Zinke’s aerial and ground tour of the Bears Ears National Monument was part of a review ordered by President Donald Trump to determine if 27 monuments were properly established.
Zinke spent the day getting familiar with the 1.3-million acre swath of southern Utah with red rock plateaus, cliffs and canyons on land considered sacred to tribes.
His tour guide was Utah Gov. Gary Herbert, one of several prominent Republican leaders in the state who oppose Bears Ears National Monument.
Zinke, a Montana Republican, said he wants to make sure Native American culture is preserved but cautioned that not all tribal members share the same opinion about the monument designated by former President Barack Obama near the end of his term.
He spoke before taking a short, winding hike in the afternoon sun with Herbert and other state and local officials to a lookout post above ancient ruins.
“Of course, the legacy and what I’ve seen should be preserved,” Zinke said, “The issue is whether the monument is the right vehicle.”

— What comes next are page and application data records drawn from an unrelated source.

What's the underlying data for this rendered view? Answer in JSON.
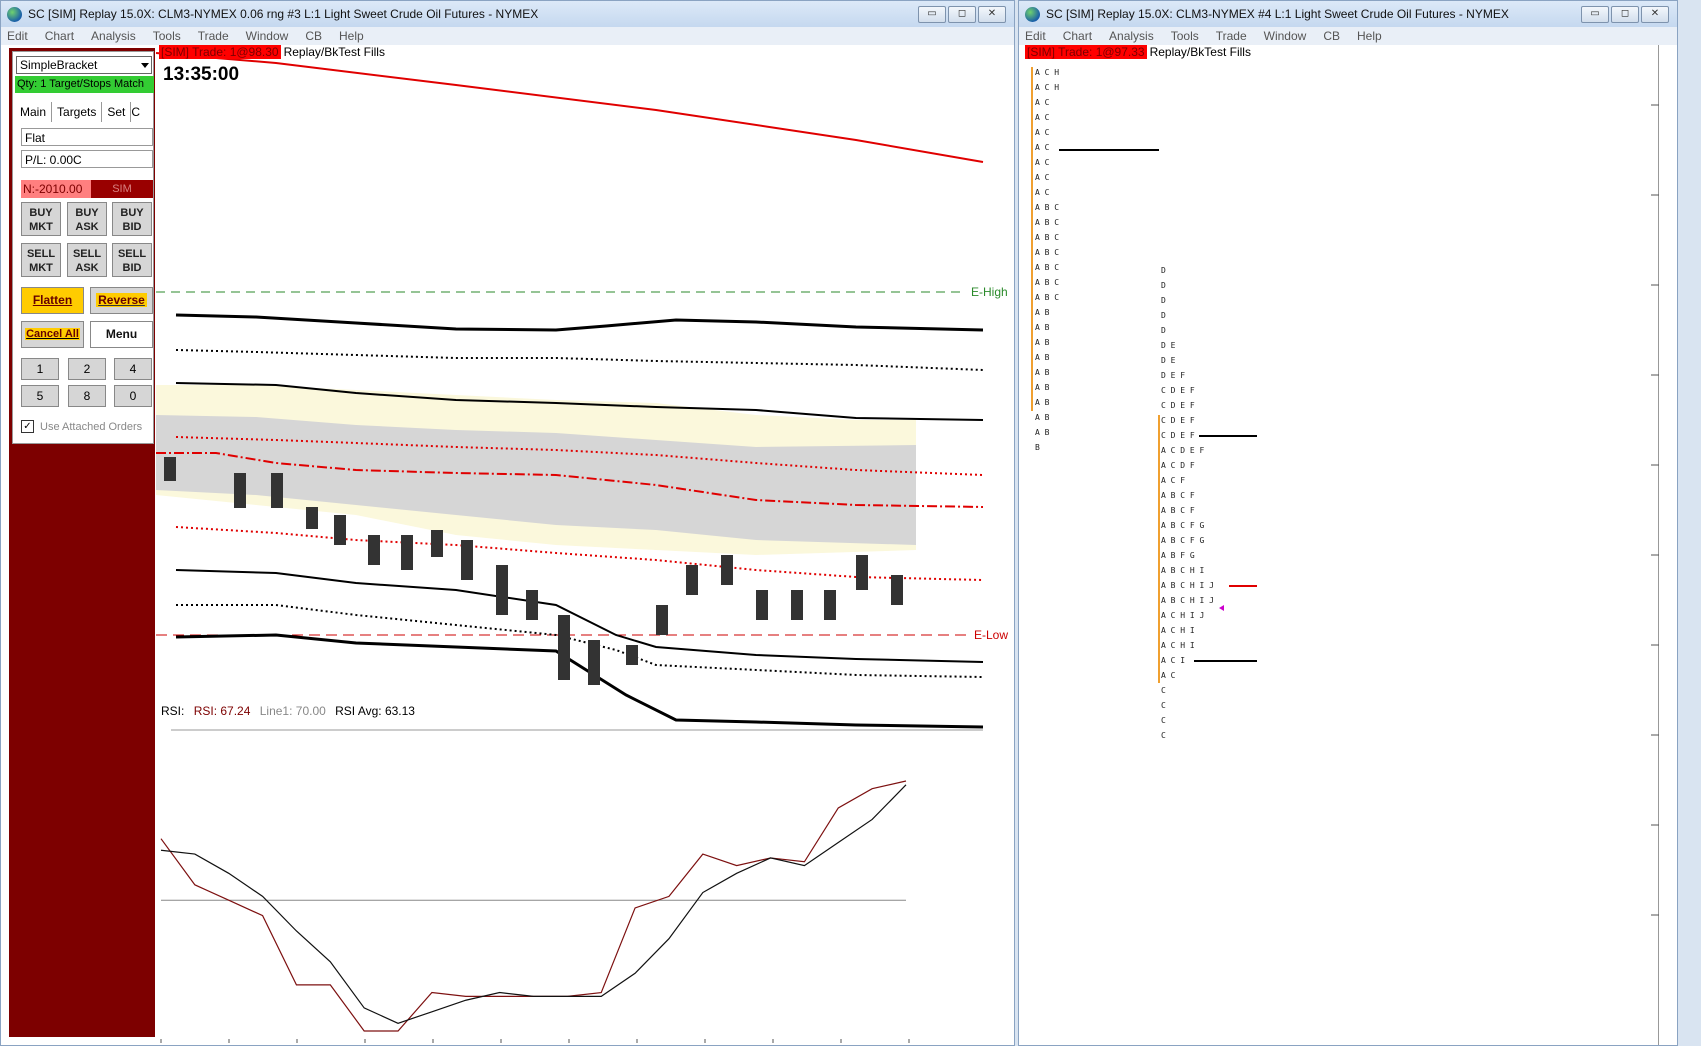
{
  "window1": {
    "title": "SC [SIM] Replay 15.0X: CLM3-NYMEX  0.06 rng  #3  L:1  Light Sweet Crude Oil Futures - NYMEX",
    "menu": [
      "Edit",
      "Chart",
      "Analysis",
      "Tools",
      "Trade",
      "Window",
      "CB",
      "Help"
    ],
    "buttons": {
      "minimize": "▭",
      "restore": "◻",
      "close": "✕"
    }
  },
  "window2": {
    "title": "SC [SIM] Replay 15.0X: CLM3-NYMEX  #4  L:1  Light Sweet Crude Oil Futures - NYMEX",
    "menu": [
      "Edit",
      "Chart",
      "Analysis",
      "Tools",
      "Trade",
      "Window",
      "CB",
      "Help"
    ]
  },
  "trade_panel": {
    "strategy": "SimpleBracket",
    "qty_line": "Qty: 1 Target/Stops Match",
    "tabs": [
      "Main",
      "Targets",
      "Set",
      "C"
    ],
    "position": "Flat",
    "pl": "P/L: 0.00C",
    "n_value": "N:-2010.00",
    "sim": "SIM",
    "buy_mkt": "BUY\nMKT",
    "buy_ask": "BUY\nASK",
    "buy_bid": "BUY\nBID",
    "sell_mkt": "SELL\nMKT",
    "sell_ask": "SELL\nASK",
    "sell_bid": "SELL\nBID",
    "flatten": "Flatten",
    "reverse": "Reverse",
    "cancel_all": "Cancel All",
    "menu": "Menu",
    "quantities": [
      "1",
      "2",
      "4",
      "5",
      "8",
      "0"
    ],
    "use_attached": "Use Attached Orders"
  },
  "chart1": {
    "sim_tag": "[SIM]  Trade: 1@98.30",
    "fills_label": "Replay/BkTest Fills",
    "time": "13:35:00",
    "e_high": "E-High",
    "e_low": "E-Low",
    "rsi_prefix": "RSI:",
    "rsi_value": "RSI: 67.24",
    "line1": "Line1: 70.00",
    "rsi_avg": "RSI Avg: 63.13",
    "colors": {
      "trade_line": "#e00000",
      "e_high": "#2b8a2b",
      "e_low": "#cc0000",
      "value_band": "#fbf8dc",
      "value_area": "#d6d6d6"
    }
  },
  "chart2": {
    "sim_tag": "[SIM]  Trade: 1@97.33",
    "fills_label": "Replay/BkTest Fills",
    "profile1": [
      "A C H",
      "A C H",
      "A C",
      "A C",
      "A C",
      "A C",
      "A C",
      "A C",
      "A C",
      "A B C",
      "A B C",
      "A B C",
      "A B C",
      "A B C",
      "A B C",
      "A B C",
      "A B",
      "A B",
      "A B",
      "A B",
      "A B",
      "A B",
      "A B",
      "A B",
      "A B",
      "B"
    ],
    "profile2": [
      "D",
      "D",
      "D",
      "D",
      "D",
      "D E",
      "D E",
      "D E F",
      "C D E F",
      "C D E F",
      "C D E F",
      "C D E F",
      "A C D E F",
      "A C D F",
      "A C F",
      "A B C F",
      "A B C F",
      "A B C F G",
      "A B C F G",
      "A B F G",
      "A B C H I",
      "A B C H I J",
      "A B C H I J",
      "A C H I J",
      "A C H I",
      "A C H I",
      "A C I",
      "A C",
      "C",
      "C",
      "C",
      "C"
    ]
  },
  "rsi_data": {
    "rsi": [
      72,
      60,
      56,
      52,
      34,
      34,
      22,
      22,
      32,
      31,
      31,
      31,
      31,
      32,
      54,
      57,
      68,
      65,
      67,
      66,
      80,
      85,
      87
    ],
    "avg": [
      69,
      68,
      63,
      57,
      48,
      40,
      28,
      24,
      27,
      30,
      32,
      31,
      31,
      31,
      37,
      46,
      58,
      63,
      67,
      65,
      71,
      77,
      86
    ],
    "line1": 70
  }
}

Herbert, U.S. Sen. Orrin Hatch and the rest of the all-GOP congressional delegation consider the monument creation by former President Barack Obama an unnecessary layer of federal control that will hurt local economies by closing the area to new energy development. They also say it isn’t the best way to protect the land.
In Blanding, with a population of 3,400 people, two large banners read, “#RescindBearsEars,” reflecting the popular sentiment among residents.
Bears Ears supporters made their voices heard too. They believe the monument adds vital protections to tribal lands where members perform ceremonies, collect herbs and wood for medicinal and spiritual purposes, and do healing rituals.
Tara Benally, a member of Navajo Nation, was standing just outside the Blanding airport wearing a shirt commemorating the December declaration of Bears Ears National Monument.
“We want it left as is. We have history going through there,” said Benally, who lives south of the nearby town of Bluff. “That was basically my mom’s playground as she was growing up.”
A group of Bears Ears supporters greeted Zinke when he arrived to the trailhead. One woman asked why he only met with tribal leaders for an hour.
Zinke, who was shaking another supporter’s hand, turned around to face the woman and said: “Be nice.” The woman responded that she always is.
The monument review is rooted in the belief of Trump and other critics that a law signed by President Theodore Roosevelt allowing presidents to declare monuments has been improperly used to protect wide expanses of lands instead of places with particular historical or archaeological value.
Conservation groups contend that the monument review puts in limbo protections on areas across the country that are home to ancient cliff dwellings, towering Sequoias, deep canyons and ocean habitats where seals, whales and sea turtles roam.
After his arrival Sunday in Salt Lake City, Zinke was met by about 500 protesters who chanted, “Save our monuments, stand with Bears Ears.”
He held a closed-door meeting with a coalition of tribal leaders who pushed for the monument then spoke of his admiration for Roosevelt.
Davis Filfred of the Navajo Nation said Monday that the one-hour meeting Sunday wasn’t enough time for the Bears Ears Inter-Tribal Coalition to make their points to Zinke. Filfred, who was in the meeting, said it seems Zinke is listening more to opponents of the monument than people who want it preserved.
Zinke insisted there is no predetermined outcome of his review, saying he may not recommend the monuments be made smaller or rescinded, and he might even recommend an addition.
The two monuments he’s reviewing in Utah are quite large. Created in 1996, Grand Staircase-Escalante is 1.9 million acres, about the size of Delaware. Bears Ears is smaller at 1.3 million acres.
Zinke has been tasked with making a recommendation on the Bears Ears monument by June 10, about 2½ months before a final report about all the monuments.
Environmental groups have vowed to file lawsuits if Trump attempts to rescind monuments – a move that would be unprecedented.
On the way back from his hike to the ruins, Zinke stopped at the trailhead and spoke with several people on horseback and admired their horses. .
He said his upcoming decision is not just about how the local tribes, county officials or the governor feel about the monument, but it’s also about how the entire country feels about it because it’s America’s public land.
“President Trump, I’m going to tell you, is a great boss. The reason why I think he felt so strongly about this is he feels like sometimes Washington makes these rules and we don’t have a voice,” Zinke said. “He put this in motion to make sure that local communities count. States count. America counts.”